The lawsuit alleges that Singh wanted to remake AIGH into a Silicon Valley–like startup with a “bro culture” dominated by young men. “Dr. Singh directly [hired] largely younger, male friends and contacts, despite their lack of experience in global health,” states a press release issued by McAllister Olivarius, a law firm in Saratoga Springs, New York, that is representing the plaintiffs. “He disbanded the Institute’s Advisory Board, an important source of fundraising, because he considered its members ‘ladies who lunch.’”
The plaintiffs include Holly Atkinson, 66, a physician and former medical journalist who built and directed the human rights program at AIGH. The lawsuit states that in 2015, Singh demoted Atkinson from her director position, began to assign her tasks such as maintaining a Mailchimp list, and told her she would have to take a pay cut of $60,000 if she wanted to remain on staff.

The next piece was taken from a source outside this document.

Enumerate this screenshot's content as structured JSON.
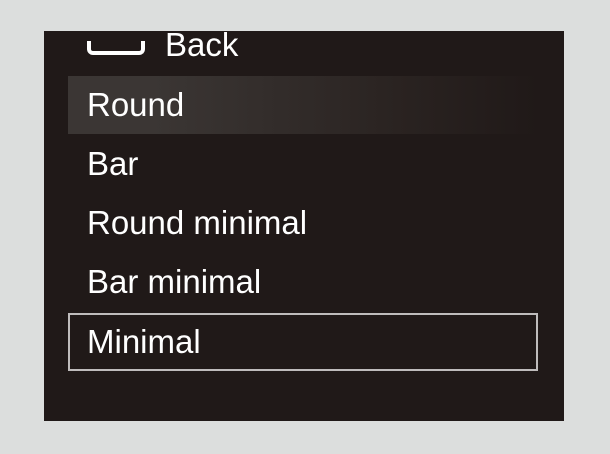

Atkinson left the institute in 2016.
Another plaintiff, Natasha Anushri Anandaraja, 44, is a pediatrician and tropical medicine expert who directed global health education at AIGH. Singh “regularly denigrated Anandaraja’s work with harsh and cutting critiques,” the lawsuit alleges. “[H]e was careful not to leave a paper trail demonstrating his frequent cruelty.” Anandaraja left the center in 2016. (She has since returned to Mount Sinai part time in another capacity and does not report to Singh.)
The male plaintiff, Humale Khan, is a computer scientist who left the institute in February. He and other plaintiffs allege that Singh misled funding groups about a software project supported by the U.S. Agency for International Development in Washington, D.C. Singh, the lawsuit alleges, told funders the project was advancing and had hundreds of users, when it was in fact “vaporware … a vague collection of specifications and unfinished code.” The lawsuit also alleges that Singh violated a law meant to protect patient data and failed to get required ethics committee approvals for some projects involving human subjects.
AIGH had been called Mount Sinai Global Health. But after a $12.5 million, 2013 donation from the Arnholds, a prominent New York banking family, it was renamed in their honor.
*Correction, 4 May, 7 p.m.: This article has been updated to correct Prabjhot Singh's previous positions at Columbia University.